- _MATERIAL TO PROCESS_:
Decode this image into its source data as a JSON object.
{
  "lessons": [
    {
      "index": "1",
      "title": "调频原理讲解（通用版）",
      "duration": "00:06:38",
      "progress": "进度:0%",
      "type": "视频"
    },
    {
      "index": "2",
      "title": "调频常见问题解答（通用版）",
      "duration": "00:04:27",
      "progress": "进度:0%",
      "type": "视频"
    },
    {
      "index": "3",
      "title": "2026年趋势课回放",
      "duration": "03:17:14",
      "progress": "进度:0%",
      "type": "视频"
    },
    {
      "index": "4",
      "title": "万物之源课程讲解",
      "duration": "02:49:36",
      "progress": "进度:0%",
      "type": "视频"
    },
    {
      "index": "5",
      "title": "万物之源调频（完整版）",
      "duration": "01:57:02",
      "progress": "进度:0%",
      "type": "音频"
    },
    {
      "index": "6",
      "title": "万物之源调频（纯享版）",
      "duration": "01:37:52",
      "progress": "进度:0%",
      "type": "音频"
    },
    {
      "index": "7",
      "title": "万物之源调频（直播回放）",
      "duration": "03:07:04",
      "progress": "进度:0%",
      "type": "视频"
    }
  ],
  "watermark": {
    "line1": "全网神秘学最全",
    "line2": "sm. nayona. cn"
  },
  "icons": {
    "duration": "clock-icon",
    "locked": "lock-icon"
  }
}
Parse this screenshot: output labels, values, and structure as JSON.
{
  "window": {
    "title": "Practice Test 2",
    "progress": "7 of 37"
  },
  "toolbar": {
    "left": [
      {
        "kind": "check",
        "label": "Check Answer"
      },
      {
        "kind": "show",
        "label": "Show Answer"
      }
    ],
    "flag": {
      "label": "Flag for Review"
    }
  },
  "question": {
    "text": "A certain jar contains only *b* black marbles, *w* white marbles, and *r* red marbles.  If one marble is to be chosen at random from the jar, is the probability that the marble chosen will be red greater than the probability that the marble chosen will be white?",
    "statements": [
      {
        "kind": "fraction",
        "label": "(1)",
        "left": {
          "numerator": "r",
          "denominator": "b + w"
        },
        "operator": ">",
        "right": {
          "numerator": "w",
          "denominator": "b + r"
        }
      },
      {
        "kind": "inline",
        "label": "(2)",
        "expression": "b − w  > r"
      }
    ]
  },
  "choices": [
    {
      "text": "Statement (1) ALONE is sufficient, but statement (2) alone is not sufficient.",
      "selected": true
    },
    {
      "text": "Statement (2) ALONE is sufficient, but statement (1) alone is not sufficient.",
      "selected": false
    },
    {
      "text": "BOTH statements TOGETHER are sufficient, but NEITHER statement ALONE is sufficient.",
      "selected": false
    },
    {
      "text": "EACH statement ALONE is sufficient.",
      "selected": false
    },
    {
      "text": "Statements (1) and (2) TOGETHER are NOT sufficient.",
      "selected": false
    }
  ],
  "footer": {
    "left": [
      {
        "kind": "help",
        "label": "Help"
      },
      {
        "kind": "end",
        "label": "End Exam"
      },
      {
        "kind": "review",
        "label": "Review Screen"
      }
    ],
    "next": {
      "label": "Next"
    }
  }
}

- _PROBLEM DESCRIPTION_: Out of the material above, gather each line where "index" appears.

- _RESPONSE_:
      "index": "1",
      "index": "2",
      "index": "3",
      "index": "4",
      "index": "5",
      "index": "6",
      "index": "7",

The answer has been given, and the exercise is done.